The task force will review and investigate all credible leads of fraud associated with the coronavirus pandemic, regardless of the loss amount, focusing on schemes to exploit vulnerable populations, including the elderly, and concerned citizens. Federal prosecutors from the Southern and Northern Districts of West Virginia, and attorneys from the West Virginia Attorney General’s Office will meet and confer with their agency counterparts from the FBI, HSI, IRS-CI, West Virginia State Police and the state’s Consumer Protection Division on a regular basis to prioritize cases and surge resources where needed. Assistant United States Attorney Erik Goes in the Southern District of West Virginia and Assistant United States Attorney Andrew Cogar in the Northern District of West Virginia and West Virginia Deputy Attorney General / Consumer Protection and Antitrust Division Director Ann Haight will be spearheading the efforts of the task force.
Some examples of coronavirus and COVID-19 scams include:
• Treatment scams: Scammers are offering to sell fake cures, vaccines, and advice on unproven treatments for COVID-19.
• Supply scams: Scammers are creating fake shops, websites, social media accounts, and email addresses claiming to sell medical supplies currently in high demand, such as surgical masks. When consumers attempt to purchase supplies through these channels, fraudsters pocket the money and never provide the promised supplies.
• Provider scams: Scammers are also contacting people by phone and email, pretending to be doctors and hospitals that have treated a friend or relative for COVID-19, and demanding payment for that treatment.
• Charity scams: Scammers are soliciting donations for individuals, groups, and areas affected by COVID-19.
• Phishing scams: Scammers posing as national and global health authorities, including the World Health Organization (WHO) and the Centers for Disease Control and Prevention (CDC), are sending phishing emails designed to trick recipients into downloading malware or providing personal identifying and financial information.
• App scams: Scammers are also creating and manipulating mobile apps designed to track the spread of COVID-19 to insert malware that will compromise users’ devices and personal information.
• Investment scams: Scammers are offering online promotions on various platforms, including social media, claiming that the products or services of publicly traded companies can prevent, detect, or cure COVID-19, and that the stock of these companies will dramatically increase in value as a result. These promotions are often styled as “research reports,” make predictions of a specific “target price,” and relate to microcap stocks, or low-priced stocks issued by the smallest of companies with limited publicly available information.

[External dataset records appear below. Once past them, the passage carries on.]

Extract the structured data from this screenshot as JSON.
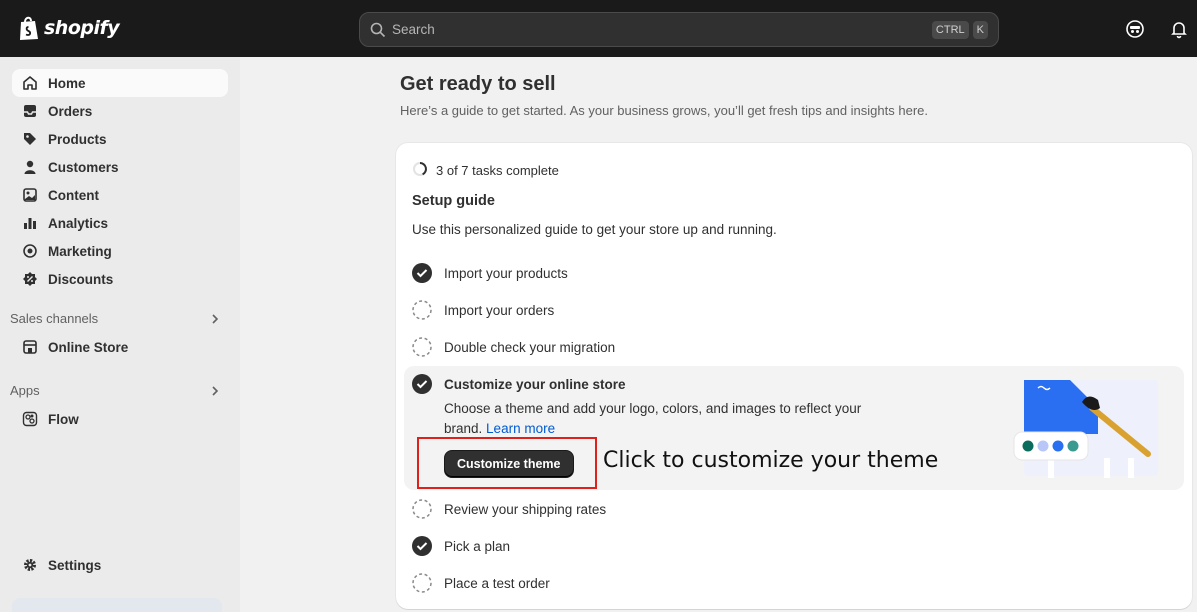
{
  "topbar": {
    "brand": "shopify",
    "search_placeholder": "Search",
    "shortcut_keys": [
      "CTRL",
      "K"
    ]
  },
  "sidebar": {
    "items": [
      {
        "label": "Home",
        "icon": "home-icon",
        "active": true
      },
      {
        "label": "Orders",
        "icon": "inbox-icon"
      },
      {
        "label": "Products",
        "icon": "tag-icon"
      },
      {
        "label": "Customers",
        "icon": "person-icon"
      },
      {
        "label": "Content",
        "icon": "image-icon"
      },
      {
        "label": "Analytics",
        "icon": "bar-chart-icon"
      },
      {
        "label": "Marketing",
        "icon": "target-icon"
      },
      {
        "label": "Discounts",
        "icon": "discount-icon"
      }
    ],
    "sales_channels_label": "Sales channels",
    "online_store_label": "Online Store",
    "apps_label": "Apps",
    "flow_label": "Flow",
    "settings_label": "Settings"
  },
  "main": {
    "title": "Get ready to sell",
    "subtitle": "Here’s a guide to get started. As your business grows, you’ll get fresh tips and insights here."
  },
  "guide": {
    "progress_text": "3 of 7 tasks complete",
    "progress_fraction": 0.4286,
    "title": "Setup guide",
    "description": "Use this personalized guide to get your store up and running.",
    "tasks": [
      {
        "label": "Import your products",
        "done": true
      },
      {
        "label": "Import your orders",
        "done": false
      },
      {
        "label": "Double check your migration",
        "done": false
      },
      {
        "label": "Customize your online store",
        "done": true,
        "expanded": true
      },
      {
        "label": "Review your shipping rates",
        "done": false
      },
      {
        "label": "Pick a plan",
        "done": true
      },
      {
        "label": "Place a test order",
        "done": false
      }
    ],
    "expanded_body": "Choose a theme and add your logo, colors, and images to reflect your brand.",
    "learn_more": "Learn more",
    "cta_label": "Customize theme"
  },
  "annotation": {
    "text": "Click to customize your theme",
    "color": "#e0201b"
  },
  "colors": {
    "topbar": "#1a1a1a",
    "link": "#005bd3",
    "primary_button": "#303030"
  }
}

• Price Gouging scams: Individuals and businesses may sell essential goods, like hand sanitizer, for significantly higher prices than in a non-emergency setting. It is legally considered price gouging when the price of one of these products increases more than 10 percent its price in effect 10 days prior to an emergency declaration.

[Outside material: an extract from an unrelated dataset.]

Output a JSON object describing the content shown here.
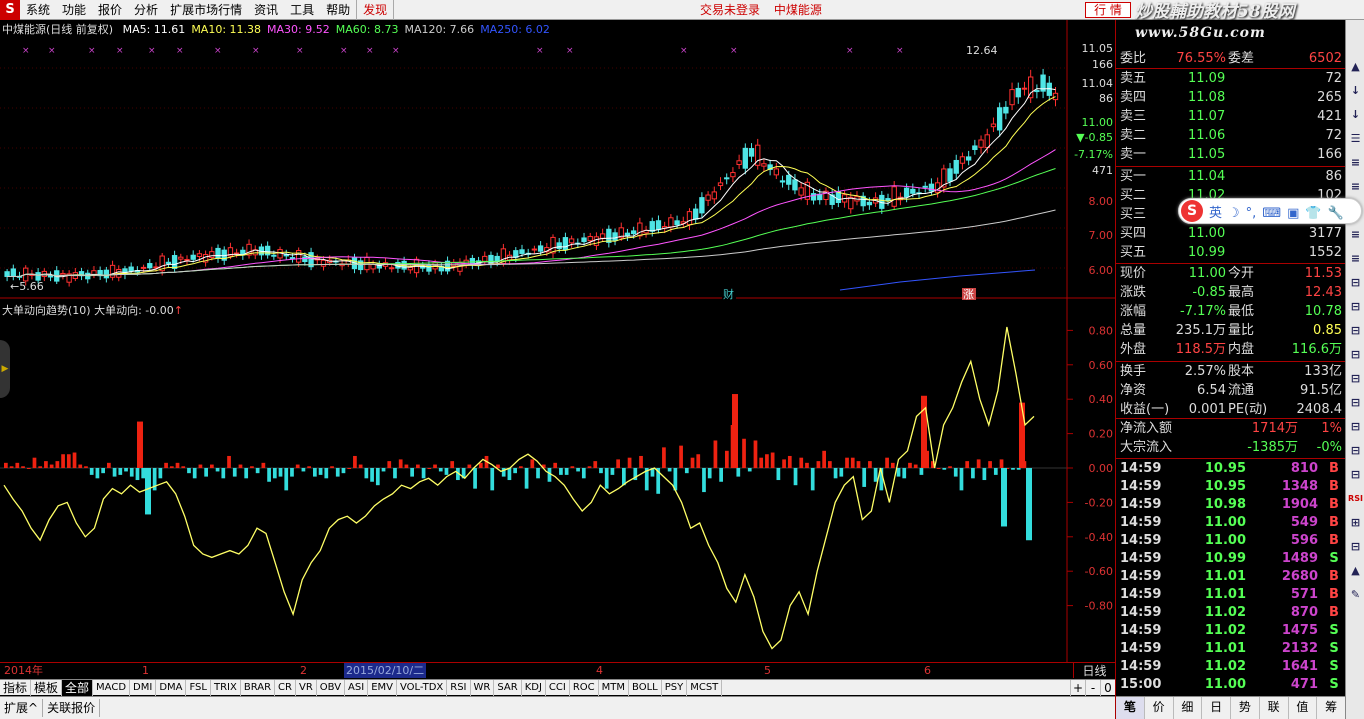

To report suspicious activity regarding the COVID-19 virus, residents are asked to call the National Center for Disaster Fraud Hotline at 1-866-720-5721 or email at firstname.lastname@example.org.
To report fraud directly to the FBI, please visit their website at https://www.ic3.gov/default.aspx.
Any West Virginia consumer wishing to report scams, price gouging or other matters by which bad actors may try to take advantage of consumers during the COVID-19 pandemic, can call the state’s Consumer Protection Hotline at 1-800-368-8808. Written complaints can be filed at www.wvago.gov.
Don’t be a victim! Visit www.irs.gov for the latest information on new scams and schemes!
For more information on COVID-19, please go to: www.justice.gov/coronavirus.